Location: Cereal Disease LabTitle: The wheat dwarf India virus-betasatellite complex has a wider host range than previously reported
|KUMAR, JITENDRA - University Of Minnesota|
|SACHIN, KUMAR - Chaudhary Charan Singh University|
Submitted to: Plant Health Progress
Publication Type: Peer Reviewed Journal
Publication Acceptance Date: 3/15/2020
Publication Date: 4/24/2020
Citation: Kumar, J., Sachin, K., Kianian, S.F. 2020. The wheat dwarf India virus-betasatellite complex has a wider host range than previously reported. Plant Health Progress. 21(2):119-122. https://doi.org/10.1094/PHP-10-19-0080-RS.

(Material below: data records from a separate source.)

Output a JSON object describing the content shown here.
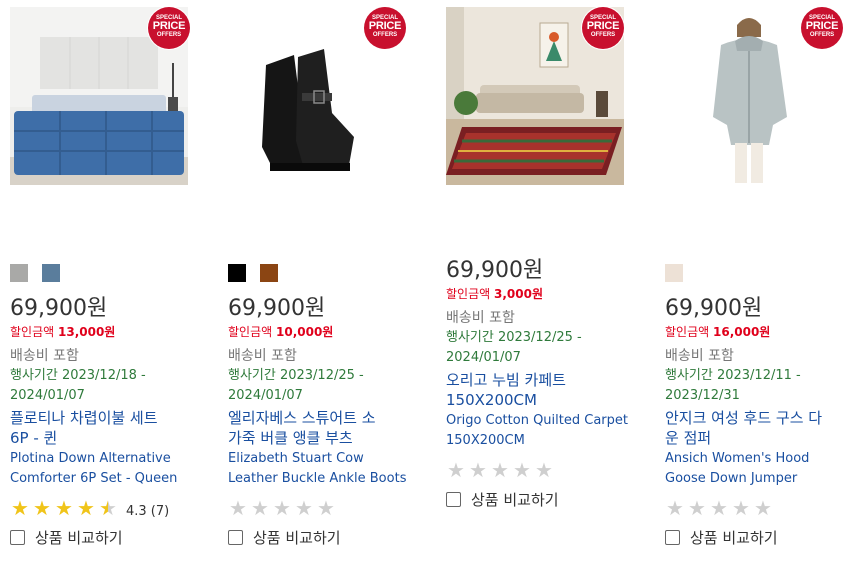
{
  "badge": {
    "line1": "SPECIAL",
    "line2": "PRICE",
    "line3": "OFFERS"
  },
  "compare_label": "상품 비교하기",
  "products": [
    {
      "colors": [
        "#a9a9a7",
        "#5a7d9c"
      ],
      "price": "69,900원",
      "discount_label": "할인금액",
      "discount_value": "13,000원",
      "shipping": "배송비 포함",
      "period_line1": "행사기간 2023/12/18 -",
      "period_line2": "2024/01/07",
      "name_ko_line1": "플로티나 차렵이불 세트",
      "name_ko_line2": "6P - 퀸",
      "name_en_line1": "Plotina Down Alternative",
      "name_en_line2": "Comforter 6P Set - Queen",
      "rating": 4.3,
      "rating_text": "4.3 (7)",
      "image_icon": "bedding-set-image"
    },
    {
      "colors": [
        "#000000",
        "#8b4513"
      ],
      "price": "69,900원",
      "discount_label": "할인금액",
      "discount_value": "10,000원",
      "shipping": "배송비 포함",
      "period_line1": "행사기간 2023/12/25 -",
      "period_line2": "2024/01/07",
      "name_ko_line1": "엘리자베스 스튜어트 소",
      "name_ko_line2": "가죽 버클 앵클 부츠",
      "name_en_line1": "Elizabeth Stuart Cow",
      "name_en_line2": "Leather Buckle Ankle Boots",
      "rating": 0,
      "rating_text": "",
      "image_icon": "ankle-boots-image"
    },
    {
      "colors": [],
      "price": "69,900원",
      "discount_label": "할인금액",
      "discount_value": "3,000원",
      "shipping": "배송비 포함",
      "period_line1": "행사기간 2023/12/25 -",
      "period_line2": "2024/01/07",
      "name_ko_line1": "오리고 누빔 카페트",
      "name_ko_line2": "150X200CM",
      "name_en_line1": "Origo Cotton Quilted Carpet",
      "name_en_line2": "150X200CM",
      "rating": 0,
      "rating_text": "",
      "image_icon": "carpet-image"
    },
    {
      "colors": [
        "#ede1d6"
      ],
      "price": "69,900원",
      "discount_label": "할인금액",
      "discount_value": "16,000원",
      "shipping": "배송비 포함",
      "period_line1": "행사기간 2023/12/11 -",
      "period_line2": "2023/12/31",
      "name_ko_line1": "안지크 여성 후드 구스 다",
      "name_ko_line2": "운 점퍼",
      "name_en_line1": "Ansich Women's Hood",
      "name_en_line2": "Goose Down Jumper",
      "rating": 0,
      "rating_text": "",
      "image_icon": "down-jumper-image"
    }
  ]
}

Interpretive Summary: Viruses present a major disease problem in wheat growing areas of the world. Wheat dwarf India virus (WDIV) is a monocot infecting mastrevirus and has been reported to infect wheat in India and with our recent report in Pakistan. To better understand the host range of this pathogen samples from barley and sugarcane plant showing symptoms in addition to wheat were collected from India during 2017-18 growing season from farmers and research fields. The symptomatic plants showed either dwarfing, yellowing or both as reported previously. To best of our knowledge, this is the first report of presence of WDIV and the betasatellite in barley and sugarcane in natural field infection. WDIV detected from the barley, sugarcane and wheat have high similarity (98 to 99%) at the nucleotide sequence level. This shows that WDIV is well equipped with the capability to infect multiple hosts and has much wider host range than previously thought. Moreover, the presence and involvement of a betasatellite in severe symptoms of WDIV can have serious implications for the economic impact of the virus on many crops. It will be interesting to examine more barley, sugarcane and wheat samples as well as samples of other plant species from much broader geographical regions for the presence of satellites with WDIV.
Technical Abstract: Wheat dwarf India virus (WDIV) and associated alphasatellite and betasatellite have been documented to infect wheat (Triticum aestivum) but not other crops. Here, we report, for the first time, presence of WDIV and the associated Ageratum yellow leaf curl betasatellite (AYLCB) in barley (Hordeum vulgare) and sugarcane (Saccharum officinarum) in addition to wheat. However, surprisingly, previously reported alphasatellites were not detected in the WDIV positive barley, sugarcane and wheat samples. The virus and betasatellite detected from barley, sugarcane and wheat were highly similar to the previously reported WDIV and AYLCB. Findings of the present study reveal that WDIV may have much wider host range than previously documented.